[[ Data records open ]]

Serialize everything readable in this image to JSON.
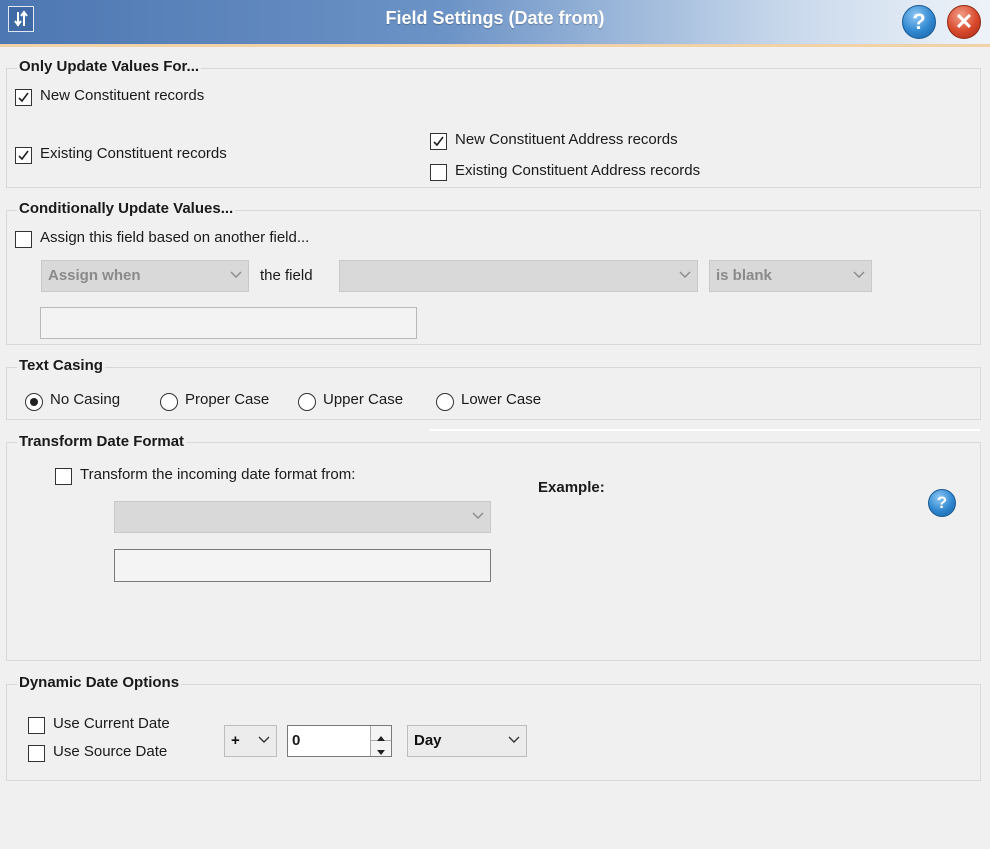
{
  "window": {
    "title": "Field Settings (Date from)",
    "help_glyph": "?",
    "close_glyph": "✕"
  },
  "only_update": {
    "title": "Only Update Values For...",
    "new_constituent": {
      "label": "New Constituent records",
      "checked": true
    },
    "existing_constituent": {
      "label": "Existing Constituent records",
      "checked": true
    },
    "new_address": {
      "label": "New Constituent Address records",
      "checked": true
    },
    "existing_address": {
      "label": "Existing Constituent Address records",
      "checked": false
    }
  },
  "conditional": {
    "title": "Conditionally Update Values...",
    "assign_label": "Assign this field based on another field...",
    "assign_checked": false,
    "assign_when": "Assign when",
    "the_field_label": "the field",
    "field_value": "",
    "operator": "is blank",
    "value": ""
  },
  "text_casing": {
    "title": "Text Casing",
    "options": [
      "No Casing",
      "Proper Case",
      "Upper Case",
      "Lower Case"
    ],
    "selected": "No Casing"
  },
  "transform_date": {
    "title": "Transform Date Format",
    "checkbox_label": "Transform the incoming date format from:",
    "checked": false,
    "format_value": "",
    "input_value": "",
    "example_label": "Example:"
  },
  "dynamic_date": {
    "title": "Dynamic Date Options",
    "use_current": {
      "label": "Use Current Date",
      "checked": false
    },
    "use_source": {
      "label": "Use Source Date",
      "checked": false
    },
    "sign": "+",
    "amount": "0",
    "unit": "Day"
  },
  "icons": {
    "app": "settings-sliders-icon",
    "help": "help-icon",
    "close": "close-icon",
    "example_help": "help-icon"
  }
}
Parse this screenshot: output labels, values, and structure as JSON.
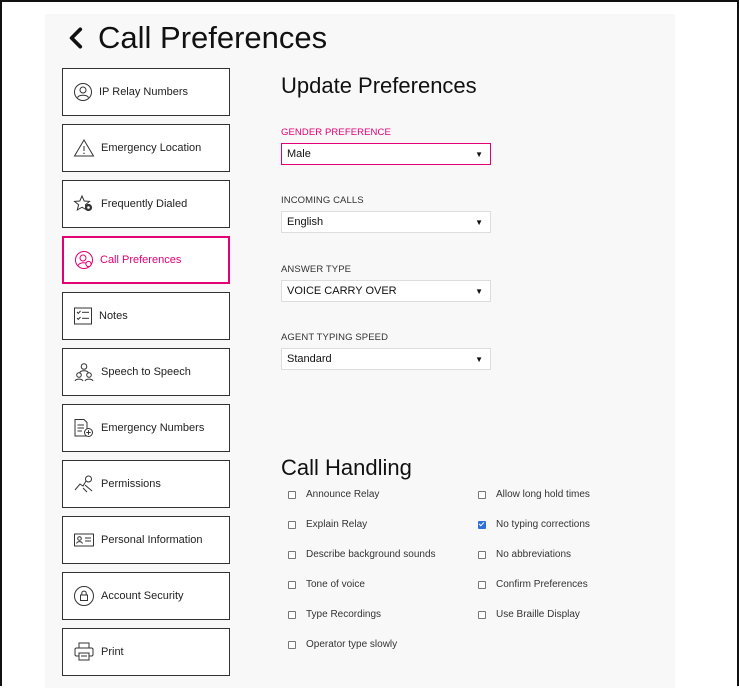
{
  "header": {
    "title": "Call Preferences"
  },
  "sidebar": {
    "items": [
      {
        "label": "IP Relay Numbers",
        "icon": "person-circle-icon"
      },
      {
        "label": "Emergency Location",
        "icon": "warning-triangle-icon"
      },
      {
        "label": "Frequently Dialed",
        "icon": "star-gear-icon"
      },
      {
        "label": "Call Preferences",
        "icon": "person-gear-icon",
        "active": true
      },
      {
        "label": "Notes",
        "icon": "checklist-icon"
      },
      {
        "label": "Speech to Speech",
        "icon": "people-icon"
      },
      {
        "label": "Emergency Numbers",
        "icon": "document-plus-icon"
      },
      {
        "label": "Permissions",
        "icon": "hand-key-icon"
      },
      {
        "label": "Personal Information",
        "icon": "id-card-icon"
      },
      {
        "label": "Account Security",
        "icon": "lock-circle-icon"
      },
      {
        "label": "Print",
        "icon": "printer-icon"
      }
    ]
  },
  "preferences": {
    "heading": "Update Preferences",
    "fields": [
      {
        "label": "GENDER PREFERENCE",
        "value": "Male"
      },
      {
        "label": "INCOMING CALLS",
        "value": "English"
      },
      {
        "label": "ANSWER TYPE",
        "value": "VOICE CARRY OVER"
      },
      {
        "label": "AGENT TYPING SPEED",
        "value": "Standard"
      }
    ]
  },
  "call_handling": {
    "heading": "Call Handling",
    "left": [
      {
        "label": "Announce Relay",
        "checked": false
      },
      {
        "label": "Explain Relay",
        "checked": false
      },
      {
        "label": "Describe background sounds",
        "checked": false
      },
      {
        "label": "Tone of voice",
        "checked": false
      },
      {
        "label": "Type Recordings",
        "checked": false
      },
      {
        "label": "Operator type slowly",
        "checked": false
      }
    ],
    "right": [
      {
        "label": "Allow long hold times",
        "checked": false
      },
      {
        "label": "No typing corrections",
        "checked": true
      },
      {
        "label": "No abbreviations",
        "checked": false
      },
      {
        "label": "Confirm Preferences",
        "checked": false
      },
      {
        "label": "Use Braille Display",
        "checked": false
      }
    ]
  },
  "colors": {
    "accent": "#e20074",
    "checkbox": "#2e6fd8"
  }
}
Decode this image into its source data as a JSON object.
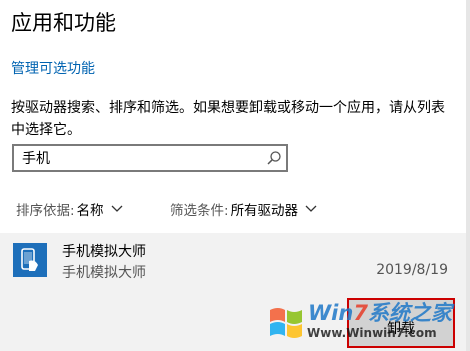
{
  "page": {
    "title": "应用和功能",
    "manage_link": "管理可选功能",
    "description": "按驱动器搜索、排序和筛选。如果想要卸载或移动一个应用，请从列表中选择它。"
  },
  "search": {
    "value": "手机",
    "icon": "search-icon"
  },
  "sort": {
    "label": "排序依据:",
    "value": "名称"
  },
  "filter": {
    "label": "筛选条件:",
    "value": "所有驱动器"
  },
  "app": {
    "name": "手机模拟大师",
    "publisher": "手机模拟大师",
    "date": "2019/8/19",
    "icon_color": "#1e6fba"
  },
  "actions": {
    "uninstall_label": "卸载"
  },
  "watermark": {
    "brand_a": "Win",
    "brand_b": "7",
    "brand_c": "系统之家",
    "url": "Www.Winwin7.com"
  },
  "colors": {
    "link": "#0063b1",
    "highlight_border": "#cc0000",
    "item_bg": "#f2f2f2"
  }
}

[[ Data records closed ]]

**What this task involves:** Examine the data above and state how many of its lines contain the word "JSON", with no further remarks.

**Exercise result:** 3